Aim of the task: Reproduce all of the data exactly.

(App and web page records)

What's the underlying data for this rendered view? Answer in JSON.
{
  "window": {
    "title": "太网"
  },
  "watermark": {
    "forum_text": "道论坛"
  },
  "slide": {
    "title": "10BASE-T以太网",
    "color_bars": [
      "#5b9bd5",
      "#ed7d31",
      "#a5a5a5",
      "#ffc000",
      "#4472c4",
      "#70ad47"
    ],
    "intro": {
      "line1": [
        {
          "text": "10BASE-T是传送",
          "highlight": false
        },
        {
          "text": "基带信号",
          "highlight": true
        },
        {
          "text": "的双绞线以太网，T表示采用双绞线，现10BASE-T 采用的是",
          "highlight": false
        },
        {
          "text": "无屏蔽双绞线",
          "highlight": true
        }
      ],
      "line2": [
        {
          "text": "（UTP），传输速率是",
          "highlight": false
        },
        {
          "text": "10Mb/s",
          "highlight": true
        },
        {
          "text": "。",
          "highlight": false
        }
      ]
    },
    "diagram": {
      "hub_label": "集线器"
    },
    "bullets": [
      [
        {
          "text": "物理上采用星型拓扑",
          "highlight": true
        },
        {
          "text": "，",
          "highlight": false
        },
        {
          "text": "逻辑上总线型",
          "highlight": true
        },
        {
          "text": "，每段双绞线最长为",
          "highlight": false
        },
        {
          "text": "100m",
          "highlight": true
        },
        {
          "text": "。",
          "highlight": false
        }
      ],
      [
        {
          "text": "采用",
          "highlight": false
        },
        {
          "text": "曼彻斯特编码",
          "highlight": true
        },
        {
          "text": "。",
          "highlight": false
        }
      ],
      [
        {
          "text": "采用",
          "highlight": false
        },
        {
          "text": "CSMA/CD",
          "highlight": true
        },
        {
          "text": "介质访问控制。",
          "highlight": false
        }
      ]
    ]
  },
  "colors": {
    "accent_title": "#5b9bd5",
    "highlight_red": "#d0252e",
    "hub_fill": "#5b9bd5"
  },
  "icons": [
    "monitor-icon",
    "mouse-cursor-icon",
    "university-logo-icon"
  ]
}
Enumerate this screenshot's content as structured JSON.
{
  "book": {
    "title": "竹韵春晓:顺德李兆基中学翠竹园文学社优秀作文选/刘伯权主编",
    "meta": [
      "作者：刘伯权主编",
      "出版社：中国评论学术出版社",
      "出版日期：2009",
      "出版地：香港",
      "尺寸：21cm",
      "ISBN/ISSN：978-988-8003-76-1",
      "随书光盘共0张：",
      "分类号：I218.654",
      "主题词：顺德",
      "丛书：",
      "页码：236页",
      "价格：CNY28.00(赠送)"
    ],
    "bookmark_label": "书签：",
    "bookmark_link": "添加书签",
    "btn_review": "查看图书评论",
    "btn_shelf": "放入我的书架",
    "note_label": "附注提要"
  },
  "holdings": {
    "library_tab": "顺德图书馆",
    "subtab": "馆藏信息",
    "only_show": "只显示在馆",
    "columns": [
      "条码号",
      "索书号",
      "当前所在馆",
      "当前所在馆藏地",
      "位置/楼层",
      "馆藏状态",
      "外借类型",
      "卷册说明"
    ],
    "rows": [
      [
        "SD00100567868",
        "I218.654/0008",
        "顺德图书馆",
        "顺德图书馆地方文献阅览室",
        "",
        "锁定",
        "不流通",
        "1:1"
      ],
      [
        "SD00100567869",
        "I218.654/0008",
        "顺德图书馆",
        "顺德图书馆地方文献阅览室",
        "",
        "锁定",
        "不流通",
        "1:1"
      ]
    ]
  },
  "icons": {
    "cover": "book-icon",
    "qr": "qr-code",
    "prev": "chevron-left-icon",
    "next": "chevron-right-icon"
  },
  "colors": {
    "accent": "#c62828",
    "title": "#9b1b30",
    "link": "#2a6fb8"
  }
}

Written answer:
What's the underlying data for this rendered view? Answer in JSON.
{
  "window": {
    "title": "太网"
  },
  "watermark": {
    "forum_text": "道论坛"
  },
  "slide": {
    "title": "10BASE-T以太网",
    "color_bars": [
      "#5b9bd5",
      "#ed7d31",
      "#a5a5a5",
      "#ffc000",
      "#4472c4",
      "#70ad47"
    ],
    "intro": {
      "line1": [
        {
          "text": "10BASE-T是传送",
          "highlight": false
        },
        {
          "text": "基带信号",
          "highlight": true
        },
        {
          "text": "的双绞线以太网，T表示采用双绞线，现10BASE-T 采用的是",
          "highlight": false
        },
        {
          "text": "无屏蔽双绞线",
          "highlight": true
        }
      ],
      "line2": [
        {
          "text": "（UTP），传输速率是",
          "highlight": false
        },
        {
          "text": "10Mb/s",
          "highlight": true
        },
        {
          "text": "。",
          "highlight": false
        }
      ]
    },
    "diagram": {
      "hub_label": "集线器"
    },
    "bullets": [
      [
        {
          "text": "物理上采用星型拓扑",
          "highlight": true
        },
        {
          "text": "，",
          "highlight": false
        },
        {
          "text": "逻辑上总线型",
          "highlight": true
        },
        {
          "text": "，每段双绞线最长为",
          "highlight": false
        },
        {
          "text": "100m",
          "highlight": true
        },
        {
          "text": "。",
          "highlight": false
        }
      ],
      [
        {
          "text": "采用",
          "highlight": false
        },
        {
          "text": "曼彻斯特编码",
          "highlight": true
        },
        {
          "text": "。",
          "highlight": false
        }
      ],
      [
        {
          "text": "采用",
          "highlight": false
        },
        {
          "text": "CSMA/CD",
          "highlight": true
        },
        {
          "text": "介质访问控制。",
          "highlight": false
        }
      ]
    ]
  },
  "colors": {
    "accent_title": "#5b9bd5",
    "highlight_red": "#d0252e",
    "hub_fill": "#5b9bd5"
  },
  "icons": [
    "monitor-icon",
    "mouse-cursor-icon",
    "university-logo-icon"
  ]
}
Enumerate this screenshot's content as structured JSON.
{
  "book": {
    "title": "竹韵春晓:顺德李兆基中学翠竹园文学社优秀作文选/刘伯权主编",
    "meta": [
      "作者：刘伯权主编",
      "出版社：中国评论学术出版社",
      "出版日期：2009",
      "出版地：香港",
      "尺寸：21cm",
      "ISBN/ISSN：978-988-8003-76-1",
      "随书光盘共0张：",
      "分类号：I218.654",
      "主题词：顺德",
      "丛书：",
      "页码：236页",
      "价格：CNY28.00(赠送)"
    ],
    "bookmark_label": "书签：",
    "bookmark_link": "添加书签",
    "btn_review": "查看图书评论",
    "btn_shelf": "放入我的书架",
    "note_label": "附注提要"
  },
  "holdings": {
    "library_tab": "顺德图书馆",
    "subtab": "馆藏信息",
    "only_show": "只显示在馆",
    "columns": [
      "条码号",
      "索书号",
      "当前所在馆",
      "当前所在馆藏地",
      "位置/楼层",
      "馆藏状态",
      "外借类型",
      "卷册说明"
    ],
    "rows": [
      [
        "SD00100567868",
        "I218.654/0008",
        "顺德图书馆",
        "顺德图书馆地方文献阅览室",
        "",
        "锁定",
        "不流通",
        "1:1"
      ],
      [
        "SD00100567869",
        "I218.654/0008",
        "顺德图书馆",
        "顺德图书馆地方文献阅览室",
        "",
        "锁定",
        "不流通",
        "1:1"
      ]
    ]
  },
  "icons": {
    "cover": "book-icon",
    "qr": "qr-code",
    "prev": "chevron-left-icon",
    "next": "chevron-right-icon"
  },
  "colors": {
    "accent": "#c62828",
    "title": "#9b1b30",
    "link": "#2a6fb8"
  }
}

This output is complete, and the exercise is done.